That thought is rapidly replaced with a vision of a man.

He’s maybe 30; he is muscular and needs to shave.

He fades away.

In his place I see an infant.

A tiny bundle of pink skin upon a soft blanket flickers briefly in my brain.

“Man was created with age,” is the next statement I hear. “Adam did not begin his life as a baby, he began as a grown man.”

The voice seems like my own.

The thoughts do not.

Reeling before me now is a blur of rivers, forests, mountains and even layers of the earth. It is like a movie rushing rapidly before my retina.

The soundtrack of this epic is proclaiming a peculiarly plain concept:

“The earth was created with age. Creation and evolution are not in total opposition. There is a reason that science finds the earth to be quite old: it was made that way.”

Thoughts continue to tumble through my mind; pictures parade before me. I listen in amazement to what seems to be puzzlingly profound and yet rather apparent all at once.

“Adam was created as an adult. Trees and plants were made fully grown.”

I suddenly feel quite certain that, if I were to chop down some of the trees that had been spoken into existence, I would find a range of rings running through their trunks.

“The earth was brought to life with age built into it… just like Adam. He did not begin life as an infant. The earth came into being with what it would need to sustain the life that was created. It was old when it was young. The world was
made with maturity; it was also produced with purpose.”

These thoughts are thrilling. Why had I not seen this before? It seems so simple. Obtusely obvious. Had others not observed this correlation? If they had, why wasn’t it being candidly conveyed?

In the span of thirty seconds I have been ravaged by a radical revelation. I feel the weight of its worth resting on me; it is tantamount to tangible.

I am neither a theologian nor am I a scientist. I don’t claim that the ethics of evolution are completely compatible with the Bible’s account of creation. But certainly Science can come concurrent to creation and affirm our faith with facts.

Of course, the Omnipotent Originator of the Universe is exceedingly elusive to what our mind could ever envision. Above what science could ever extensively elucidate.

Accordingly, creation is confounding too. Each diverse discovery deems it more marvelous to grasp. Many scientists have reluctantly relented to the theory of Intelligent Design.

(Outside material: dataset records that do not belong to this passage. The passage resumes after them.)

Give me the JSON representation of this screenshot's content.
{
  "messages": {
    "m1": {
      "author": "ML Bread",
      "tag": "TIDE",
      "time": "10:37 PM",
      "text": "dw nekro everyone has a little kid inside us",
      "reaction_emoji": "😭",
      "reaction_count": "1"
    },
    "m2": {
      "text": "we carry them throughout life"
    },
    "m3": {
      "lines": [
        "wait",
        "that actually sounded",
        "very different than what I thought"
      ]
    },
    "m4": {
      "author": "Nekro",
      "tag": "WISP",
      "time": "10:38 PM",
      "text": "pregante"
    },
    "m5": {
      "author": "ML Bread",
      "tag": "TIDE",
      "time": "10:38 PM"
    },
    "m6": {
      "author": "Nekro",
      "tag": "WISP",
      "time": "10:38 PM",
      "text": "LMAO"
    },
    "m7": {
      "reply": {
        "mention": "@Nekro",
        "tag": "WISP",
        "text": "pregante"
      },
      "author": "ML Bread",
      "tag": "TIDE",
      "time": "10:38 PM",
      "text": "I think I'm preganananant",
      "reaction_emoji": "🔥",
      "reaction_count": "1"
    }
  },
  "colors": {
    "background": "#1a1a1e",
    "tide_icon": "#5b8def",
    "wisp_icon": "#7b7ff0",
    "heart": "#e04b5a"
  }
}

That’s why, alongside those facts, we also need faith.

Lying inexplicably at the intersection of those two essential elements is an exceptional endowment: the intermittent insight of our dreams.